Nicole Freedman, the director of bicycle programs for the City of Boston, said Tuesday that she will step down this month to take a job in Maine.
Freedman, a former Olympic bicyclist, began her job in 2007 and is widely credited with helping to bring bicycle lanes to the city and raise overall awareness of bicycling in Boston, which had been known as an unsafe and unpopular place for bicyclists.
"This has been an incredibly tough decision,'' Freedman said in an e-mail to bicycling advocates.
She said she would become executive director of Maine Huts and Trails.
Freedman joined Mayor Thomas M. Menino and dozens of bicycling advocates Tuesday to formally kick off the second year of the popular Hubway bike sharing service outside the Boston Public Library. Menino publicly announced Freedman's departure.
"Nicole Freedman did a great job getting us off the ground, but we'll continue; we're not going to stop,'' Menino said, adding that the city will find a successor to Freedman. "When we started this, we didn't have any bike lanes; we had nothing going for us. We've come a long way.''
Since Freedman began her tenure, Boston has installed more than 50 miles of bike lanes across the city, including routes along Massachusetts and Commonwealth avenues, established its bike-share program, and this year put more than 1,000 bikes in the hands of low-income residents.
The city plans to add 15 to 20 more miles of bike lanes this year; install Hubway stations downtown and in more neighborhoods, including Roxbury, Charlestown, Jamaica Plain, and Dorchester; and offer community programs to get more donated and subsidized bikes and helmets in the hands of residents.
Since March 15, 15,000 rides have been logged on Hubway bikes, which now has 5,000 members, Menino said.
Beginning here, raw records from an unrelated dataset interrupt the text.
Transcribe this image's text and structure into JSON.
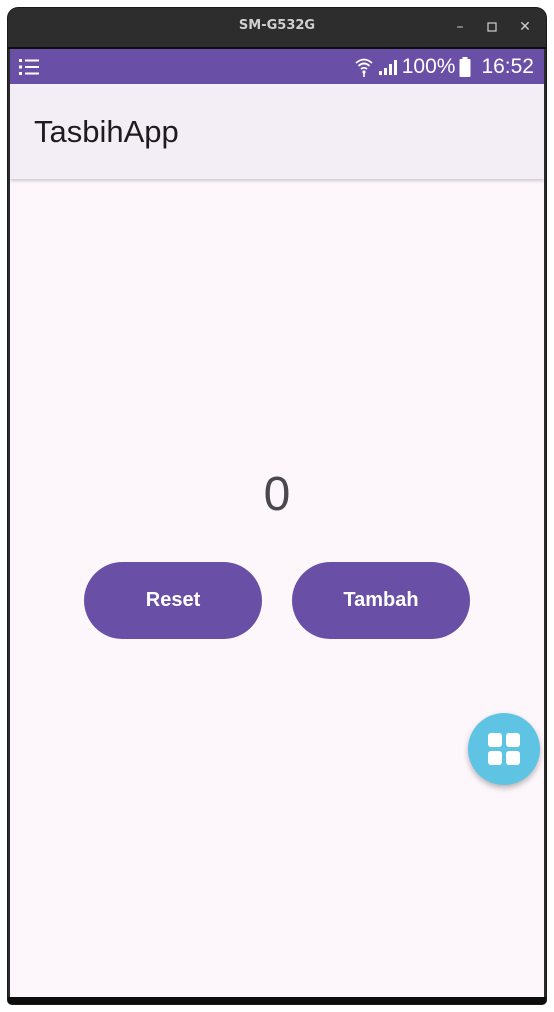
{
  "window": {
    "title": "SM-G532G",
    "controls": {
      "minimize": "–",
      "maximize": "☐",
      "close": "✕"
    }
  },
  "status_bar": {
    "battery_percent": "100%",
    "time": "16:52",
    "color": "#6a4fa6",
    "icons": [
      "menu-list-icon",
      "wifi-icon",
      "signal-icon",
      "battery-icon"
    ]
  },
  "app_bar": {
    "title": "TasbihApp"
  },
  "main": {
    "counter_value": "0",
    "reset_label": "Reset",
    "add_label": "Tambah",
    "button_color": "#6a4fa6"
  },
  "fab": {
    "icon": "grid-icon",
    "color": "#5fc3e4"
  }
}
The program is expanding to Somerville, Cambridge, and Brookline this summer.
"The Hubway system is such a great gift to the city; it is such a true community asset,'' said Freedman, who listed the system and the bike lanes as "tremendous accomplishments.''
Freedman, whose last day with the city is April 20, said she was confident the biking initiatives she helped launch would continue to grow in her absence.
"The mayor has been a dedicated leader to the issue, and it will continue to be a great success,'' she said after presenting Menino with his own Hubway bicycle at the official kick off.
A Wellesley native, Freedman started her college work at MIT, then transferred to Stanford, where she got a bachelor's degree in urban planning. From 1994 to 2005, based in the Bay Area, Freedman biked full time as a professional racer, and competed in the 2000 Olympic Games in Sydney.
Her arrival as the so-called "bike czar'' coincided with increasing popularity of bicycling in general, and advocates hope that popularity will continue.
Jackie Douglas, executive director of the transportation advocacy group LivableStreets, said the organization's fourth annual Boston Bikes Update listed many accomplishments that were partly attributable to Freedman.
"She's done an incredible job building the program and making changes,'' said Douglas.
"There's still more work to be done, and we want to see more infrastructure and changes in our street designs to make biking safer and more attractive to more people,'' she said.